The US State Department spokesperson Ned Price, while addressing a question posed by a Pakistani journalist on the recently aired BBC documentary based on the 2002 Gujarat riots, said that the US was not familiar with it.
The documentary, titled ‘India: The Modi Question’, focuses on Prime Minister Narendra Modi and his then state government’s response to the 2002 Gujarat riots. India had dubbed the documentary as a “propaganda piece” designed to push a particular “discredited narrative”.
Addressing a press briefing in Washington Monday, Ned Price told reporters that the US shares an “exceptionally deep partnership” with New Delhi based on values that are common to both the US and Indian democracies. “I’m not familiar with the (BBC) documentary (on 2002 Gujarat riots) you’re referring to. I am very familiar with the shared values that connect the United States and India as two thriving, vibrant democracies,” he was quoted as saying by news agency PTI.
“What I will say broadly is that there are a number of elements that undergird the global strategic partnership that we have with our Indian partners. There are close political ties. There are economic ties. There are exceptionally deep people-to-people ties between the US and India,” he added, as the Biden administration chose to distance itself from the British documentary.
The documentary, which flagged the violence, including the killing of three UK nationals and the alleged murder of former state minister Haren Pandya, also interviewed former UK Foreign Secretary Jack Straw, who served in office between 2001 and 2006.
Straw says in the documentary that at that time the UK government had instituted an inquiry and a team visited Gujarat to investigate the riots. He says the team produced “a very thorough report” that, according to the documentary, blamed the then Modi government for the violence that targeted minorities.
Slamming the documentary, External Affairs Ministry spokesperson Arindam Bagchi said last week: “The bias, lack of objectivity and continuing colonial mindset are blatantly visible.”
The documentary’s release, in fact, came months after the Supreme Court had agreed with the findings of the Special Investigation Team appointed by it, which had said that there was no “larger conspiracy” behind the 2002 Gujarat riots. The SC dismissed the appeal filed by Zakia Jafri challenging the SIT’s clean chit to Modi and others in cases related to the riots.

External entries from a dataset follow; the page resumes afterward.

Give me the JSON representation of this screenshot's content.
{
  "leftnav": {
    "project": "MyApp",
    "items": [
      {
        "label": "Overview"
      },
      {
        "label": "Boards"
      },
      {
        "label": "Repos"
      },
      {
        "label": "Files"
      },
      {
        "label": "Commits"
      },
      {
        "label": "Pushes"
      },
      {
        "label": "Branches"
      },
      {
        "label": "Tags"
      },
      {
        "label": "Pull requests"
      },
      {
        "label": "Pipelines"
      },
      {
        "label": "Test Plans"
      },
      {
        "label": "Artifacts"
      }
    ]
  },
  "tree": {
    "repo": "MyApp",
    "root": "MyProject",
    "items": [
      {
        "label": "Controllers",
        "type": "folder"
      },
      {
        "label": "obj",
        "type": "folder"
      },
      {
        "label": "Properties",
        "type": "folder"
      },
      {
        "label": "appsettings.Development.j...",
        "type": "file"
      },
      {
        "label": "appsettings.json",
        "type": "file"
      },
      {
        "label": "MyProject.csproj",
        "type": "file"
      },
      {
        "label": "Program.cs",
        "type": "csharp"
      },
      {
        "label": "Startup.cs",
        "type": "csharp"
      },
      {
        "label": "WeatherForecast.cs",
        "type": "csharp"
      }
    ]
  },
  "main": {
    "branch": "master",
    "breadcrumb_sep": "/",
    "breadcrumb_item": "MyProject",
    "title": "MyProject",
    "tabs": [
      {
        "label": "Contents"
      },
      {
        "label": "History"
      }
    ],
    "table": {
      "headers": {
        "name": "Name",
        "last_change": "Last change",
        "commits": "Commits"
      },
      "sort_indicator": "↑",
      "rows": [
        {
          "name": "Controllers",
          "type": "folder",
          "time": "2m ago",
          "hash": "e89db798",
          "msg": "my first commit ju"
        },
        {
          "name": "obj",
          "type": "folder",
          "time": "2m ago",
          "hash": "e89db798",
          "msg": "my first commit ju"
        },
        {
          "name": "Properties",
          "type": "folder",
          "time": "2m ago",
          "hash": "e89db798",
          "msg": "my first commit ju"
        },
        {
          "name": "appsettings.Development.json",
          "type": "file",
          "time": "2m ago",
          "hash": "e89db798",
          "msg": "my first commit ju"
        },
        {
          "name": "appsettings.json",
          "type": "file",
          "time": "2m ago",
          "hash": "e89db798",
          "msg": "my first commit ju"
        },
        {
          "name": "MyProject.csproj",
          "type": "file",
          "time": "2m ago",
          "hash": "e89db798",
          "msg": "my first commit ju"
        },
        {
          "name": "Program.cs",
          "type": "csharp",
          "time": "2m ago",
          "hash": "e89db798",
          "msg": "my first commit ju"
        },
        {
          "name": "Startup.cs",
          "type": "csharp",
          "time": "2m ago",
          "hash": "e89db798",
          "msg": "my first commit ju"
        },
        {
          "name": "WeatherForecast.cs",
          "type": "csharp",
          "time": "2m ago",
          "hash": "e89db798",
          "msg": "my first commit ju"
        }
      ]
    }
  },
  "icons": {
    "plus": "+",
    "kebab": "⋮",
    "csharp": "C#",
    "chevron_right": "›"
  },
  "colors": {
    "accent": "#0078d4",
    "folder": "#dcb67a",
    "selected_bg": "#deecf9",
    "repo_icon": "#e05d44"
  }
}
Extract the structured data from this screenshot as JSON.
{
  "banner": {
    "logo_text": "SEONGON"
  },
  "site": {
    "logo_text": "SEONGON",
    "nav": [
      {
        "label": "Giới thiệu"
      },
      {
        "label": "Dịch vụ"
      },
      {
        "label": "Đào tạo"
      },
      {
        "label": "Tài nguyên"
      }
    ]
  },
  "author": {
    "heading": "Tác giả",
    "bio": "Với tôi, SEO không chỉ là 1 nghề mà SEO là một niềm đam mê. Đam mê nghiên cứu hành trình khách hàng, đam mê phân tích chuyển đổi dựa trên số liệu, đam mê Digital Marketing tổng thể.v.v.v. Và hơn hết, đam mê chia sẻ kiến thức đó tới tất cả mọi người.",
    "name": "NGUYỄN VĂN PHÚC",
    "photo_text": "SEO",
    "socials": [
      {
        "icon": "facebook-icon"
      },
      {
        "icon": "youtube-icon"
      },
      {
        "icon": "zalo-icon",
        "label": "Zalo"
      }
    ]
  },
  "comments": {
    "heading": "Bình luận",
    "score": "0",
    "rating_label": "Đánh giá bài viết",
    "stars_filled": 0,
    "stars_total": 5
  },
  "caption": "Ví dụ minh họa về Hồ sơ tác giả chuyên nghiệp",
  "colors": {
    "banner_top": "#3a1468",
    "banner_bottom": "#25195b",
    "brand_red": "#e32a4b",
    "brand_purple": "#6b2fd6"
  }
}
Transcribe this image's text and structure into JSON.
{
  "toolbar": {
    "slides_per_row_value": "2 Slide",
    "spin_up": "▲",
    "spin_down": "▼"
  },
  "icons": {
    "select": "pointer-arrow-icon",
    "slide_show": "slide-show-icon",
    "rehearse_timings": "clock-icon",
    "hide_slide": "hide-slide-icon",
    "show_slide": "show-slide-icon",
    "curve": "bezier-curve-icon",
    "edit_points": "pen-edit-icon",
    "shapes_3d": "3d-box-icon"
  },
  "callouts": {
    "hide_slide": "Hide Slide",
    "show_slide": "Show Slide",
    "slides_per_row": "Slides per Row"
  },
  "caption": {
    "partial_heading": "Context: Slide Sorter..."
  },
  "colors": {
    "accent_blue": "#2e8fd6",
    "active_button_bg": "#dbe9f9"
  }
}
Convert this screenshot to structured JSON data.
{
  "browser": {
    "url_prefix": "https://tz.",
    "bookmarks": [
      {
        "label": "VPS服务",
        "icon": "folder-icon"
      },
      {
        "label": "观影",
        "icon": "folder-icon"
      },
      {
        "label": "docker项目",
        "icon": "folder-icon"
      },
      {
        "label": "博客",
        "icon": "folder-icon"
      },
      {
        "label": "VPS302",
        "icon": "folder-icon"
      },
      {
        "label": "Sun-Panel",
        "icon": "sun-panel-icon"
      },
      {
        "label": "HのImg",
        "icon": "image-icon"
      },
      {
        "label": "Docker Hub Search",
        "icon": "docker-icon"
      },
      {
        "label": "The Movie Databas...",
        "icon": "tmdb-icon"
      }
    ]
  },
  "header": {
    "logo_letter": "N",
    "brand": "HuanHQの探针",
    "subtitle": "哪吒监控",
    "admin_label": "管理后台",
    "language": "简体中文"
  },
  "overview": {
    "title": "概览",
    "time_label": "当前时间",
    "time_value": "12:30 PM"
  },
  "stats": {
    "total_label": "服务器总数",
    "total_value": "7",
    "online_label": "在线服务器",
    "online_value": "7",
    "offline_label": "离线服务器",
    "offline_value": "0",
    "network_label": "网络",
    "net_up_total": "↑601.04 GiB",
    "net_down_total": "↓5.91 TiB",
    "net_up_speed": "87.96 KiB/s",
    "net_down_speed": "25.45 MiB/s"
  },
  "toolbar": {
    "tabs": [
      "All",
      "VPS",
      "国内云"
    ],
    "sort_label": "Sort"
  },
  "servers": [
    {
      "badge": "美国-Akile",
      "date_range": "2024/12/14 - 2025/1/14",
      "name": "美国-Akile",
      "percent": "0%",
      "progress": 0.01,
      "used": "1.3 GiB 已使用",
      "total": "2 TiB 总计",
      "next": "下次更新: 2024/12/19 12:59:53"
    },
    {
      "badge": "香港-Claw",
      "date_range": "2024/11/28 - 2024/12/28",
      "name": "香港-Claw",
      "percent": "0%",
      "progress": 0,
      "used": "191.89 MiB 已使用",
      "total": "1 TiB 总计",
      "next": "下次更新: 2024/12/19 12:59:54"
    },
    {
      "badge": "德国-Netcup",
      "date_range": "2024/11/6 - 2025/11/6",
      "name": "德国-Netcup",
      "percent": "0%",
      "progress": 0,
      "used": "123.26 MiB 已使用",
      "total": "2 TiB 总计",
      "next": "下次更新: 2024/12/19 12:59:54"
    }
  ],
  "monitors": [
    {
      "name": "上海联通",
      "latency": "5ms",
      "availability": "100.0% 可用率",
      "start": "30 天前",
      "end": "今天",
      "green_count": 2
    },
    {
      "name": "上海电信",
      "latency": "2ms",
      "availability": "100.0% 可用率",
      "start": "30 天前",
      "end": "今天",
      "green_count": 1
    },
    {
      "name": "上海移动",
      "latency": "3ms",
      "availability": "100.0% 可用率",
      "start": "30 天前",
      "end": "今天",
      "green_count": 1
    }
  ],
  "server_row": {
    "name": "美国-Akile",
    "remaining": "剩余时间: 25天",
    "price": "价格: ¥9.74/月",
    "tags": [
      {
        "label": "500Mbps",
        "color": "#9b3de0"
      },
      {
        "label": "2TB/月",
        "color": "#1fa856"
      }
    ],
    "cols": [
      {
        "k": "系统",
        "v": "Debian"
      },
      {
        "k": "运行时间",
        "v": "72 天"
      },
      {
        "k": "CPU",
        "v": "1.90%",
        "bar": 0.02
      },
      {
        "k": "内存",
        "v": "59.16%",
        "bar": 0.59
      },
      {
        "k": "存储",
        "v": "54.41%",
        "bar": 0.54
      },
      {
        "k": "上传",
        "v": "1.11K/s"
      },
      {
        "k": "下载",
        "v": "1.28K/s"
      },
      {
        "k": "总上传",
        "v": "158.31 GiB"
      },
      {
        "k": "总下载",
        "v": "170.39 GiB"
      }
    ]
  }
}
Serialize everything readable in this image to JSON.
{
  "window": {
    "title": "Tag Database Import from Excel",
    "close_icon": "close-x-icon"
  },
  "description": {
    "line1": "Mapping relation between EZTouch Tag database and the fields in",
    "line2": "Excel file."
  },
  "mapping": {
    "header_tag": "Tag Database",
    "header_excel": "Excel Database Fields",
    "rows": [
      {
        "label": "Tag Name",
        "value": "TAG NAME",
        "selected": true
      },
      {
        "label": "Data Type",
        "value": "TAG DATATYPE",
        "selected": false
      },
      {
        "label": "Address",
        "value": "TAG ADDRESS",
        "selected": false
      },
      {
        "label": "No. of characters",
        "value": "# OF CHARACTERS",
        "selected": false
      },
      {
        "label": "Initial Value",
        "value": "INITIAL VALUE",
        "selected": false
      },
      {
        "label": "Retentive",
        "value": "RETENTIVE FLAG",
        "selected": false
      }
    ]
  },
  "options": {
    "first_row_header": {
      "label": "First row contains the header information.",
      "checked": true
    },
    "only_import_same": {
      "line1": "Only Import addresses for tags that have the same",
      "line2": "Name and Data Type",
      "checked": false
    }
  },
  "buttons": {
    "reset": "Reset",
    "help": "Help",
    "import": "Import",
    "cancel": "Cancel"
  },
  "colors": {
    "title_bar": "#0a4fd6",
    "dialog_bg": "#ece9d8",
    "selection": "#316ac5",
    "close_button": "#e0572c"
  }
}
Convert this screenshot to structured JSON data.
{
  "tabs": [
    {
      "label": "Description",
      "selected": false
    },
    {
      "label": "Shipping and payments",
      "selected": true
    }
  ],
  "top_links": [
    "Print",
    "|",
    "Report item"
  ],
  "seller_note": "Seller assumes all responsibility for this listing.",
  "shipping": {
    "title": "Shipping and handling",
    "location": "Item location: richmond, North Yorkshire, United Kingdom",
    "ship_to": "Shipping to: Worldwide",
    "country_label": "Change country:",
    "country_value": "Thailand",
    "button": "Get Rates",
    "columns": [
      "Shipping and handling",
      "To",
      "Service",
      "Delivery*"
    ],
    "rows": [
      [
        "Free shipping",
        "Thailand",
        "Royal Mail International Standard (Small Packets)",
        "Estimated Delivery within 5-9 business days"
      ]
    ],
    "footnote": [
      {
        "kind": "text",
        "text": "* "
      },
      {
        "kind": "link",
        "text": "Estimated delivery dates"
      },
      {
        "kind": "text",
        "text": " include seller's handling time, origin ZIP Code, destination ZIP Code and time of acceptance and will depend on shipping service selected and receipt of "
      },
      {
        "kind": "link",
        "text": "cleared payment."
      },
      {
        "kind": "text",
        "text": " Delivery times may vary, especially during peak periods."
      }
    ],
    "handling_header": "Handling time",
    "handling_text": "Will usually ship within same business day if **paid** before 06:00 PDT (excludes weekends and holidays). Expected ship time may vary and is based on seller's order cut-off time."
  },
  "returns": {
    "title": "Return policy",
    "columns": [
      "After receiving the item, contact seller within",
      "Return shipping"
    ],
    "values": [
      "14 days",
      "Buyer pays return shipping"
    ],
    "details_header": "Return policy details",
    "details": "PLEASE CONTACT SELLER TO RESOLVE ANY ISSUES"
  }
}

Last week, the Ministry of Information and Broadcasting directed YouTube and Twitter to take down links sharing the BBC documentary. Links to the documentary had been posted by prominent persons like Trinamool MP Derek O’Brien, Hollywood actor John Cusack and senior advocate Prashant Bhushan, among others.
The order was passed under the emergency provisions of the Information Technology Rules, 2021, for allegedly casting “aspersions on the authority and credibility of the Supreme Court of India, sowing divisions among various communities, and making unsubstantiated allegations regarding actions of foreign governments in India”.
Student and youth outfits in Kerala have however decided to screen the documentary on campuses and public places in the state. In Delhi, the Jawaharlal Nehru University Students Union has released a pamphlet inviting students to the screening of the documentary at the union’s office after which the JNU administration barred the students union from screening.
In Hyderabad, the work was screened at the shopping complex on the north campus of the University of Hyderabad last Saturday, brewing controversy.
While UK Prime Minister Rishi Sunak defended PM Modi, saying he disagreed “with the characterization” of his Indian counterpart in the BBC documentary, a US State Department spokesperson said that the US is not familiar with it.